Frazier has a passion for detail.
Describing the giant cottonwoods along the Red River in the southern plains, he notes ``bark as ridged as a tractor tire, and the buffalo used to love to rub against it.
In the shedding season, the river bottoms would often be ankle deep in buffalo fur.''
Frazier seems to have gone to the trouble - or perhaps it was the pleasure - of reading every historical and anthropological source he could lay his hands on, as an impressive notes section in the back of his book shows. This gives his first-hand observations depth.
The enthusiastic prose that emerges from this effort utterly reverses the Great Plains' popular image as ``featureless,'' a kind of geographical synonym for monotony.
Instead, we're shown a vibrant place, shaped by inexorable natural forces and sprouting such diverse human offspring as band leader Lawrence Welk and outlaws Bonnie and Clyde.
Everywhere Frazier bathes in history. ``The Great Plains have plenty of room for the past,'' he writes. ``Often, as I drove, I felt as if I were in an enormous time park.''
Aided by a hitchhiker turned Indian guide, he follows barely visible vehicle tracks to the site of Sitting Bull's cabin, then ponders the man who lived out his days in obscurity there.
He happens on a town festival in the hamlet of Nicodemus, Kan., orginally settled by liberated slaves after the Civil War, and is numbed with joy at the promise still alive there - of an America where blacks and whites can live in equality and happiness.
Frazier is fascinated by the plains' original human dwellers. He visits tepees, probes legends, visits places where the Indians once harvested buffalo by driving them off the edge of cliffs.
He puzzles over the clouded history surrounding the death of Crazy Horse, a man whose spirit seemed as stark and unconfinable as the plains themselves.
Sometimes the array of fact, anecdotes, and allusion gets a bit jumbled - as Frazier himself might have been as he rambled across the prairie.

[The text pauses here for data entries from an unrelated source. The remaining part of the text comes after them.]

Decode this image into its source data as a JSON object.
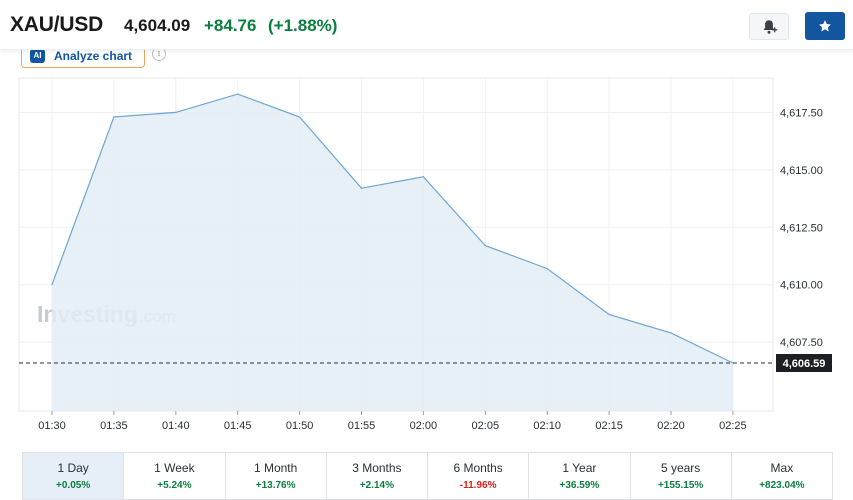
{
  "header": {
    "symbol": "XAU/USD",
    "price": "4,604.09",
    "change": "+84.76",
    "change_pct": "(+1.88%)",
    "alert_icon": "bell-plus-icon",
    "watchlist_icon": "star-icon"
  },
  "analyze": {
    "badge": "AI",
    "label": "Analyze chart",
    "info_glyph": "i"
  },
  "chart_data": {
    "type": "area",
    "x": [
      "01:30",
      "01:35",
      "01:40",
      "01:45",
      "01:50",
      "01:55",
      "02:00",
      "02:05",
      "02:10",
      "02:15",
      "02:20",
      "02:25"
    ],
    "y": [
      4610.0,
      4617.3,
      4617.5,
      4618.3,
      4617.3,
      4614.2,
      4614.7,
      4611.7,
      4610.7,
      4608.7,
      4607.9,
      4606.59
    ],
    "y_ticks": [
      "4,607.50",
      "4,610.00",
      "4,612.50",
      "4,615.00",
      "4,617.50"
    ],
    "ylim": [
      4604.5,
      4619.0
    ],
    "last_value": 4606.59,
    "last_label": "4,606.59",
    "watermark": {
      "brand": "Investing",
      "suffix": ".com"
    },
    "grid": true,
    "line_color": "#6ea6d4",
    "fill_color": "#e3ecf6"
  },
  "periods": [
    {
      "label": "1 Day",
      "change": "+0.05%",
      "positive": true,
      "active": true
    },
    {
      "label": "1 Week",
      "change": "+5.24%",
      "positive": true,
      "active": false
    },
    {
      "label": "1 Month",
      "change": "+13.76%",
      "positive": true,
      "active": false
    },
    {
      "label": "3 Months",
      "change": "+2.14%",
      "positive": true,
      "active": false
    },
    {
      "label": "6 Months",
      "change": "-11.96%",
      "positive": false,
      "active": false
    },
    {
      "label": "1 Year",
      "change": "+36.59%",
      "positive": true,
      "active": false
    },
    {
      "label": "5 years",
      "change": "+155.15%",
      "positive": true,
      "active": false
    },
    {
      "label": "Max",
      "change": "+823.04%",
      "positive": true,
      "active": false
    }
  ],
  "colors": {
    "positive": "#0a7e3e",
    "negative": "#d91e18",
    "accent": "#1256a0"
  }
}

But for those who like to travel through reading - traversing both time and space - ``Great Plains'' will be pure fun.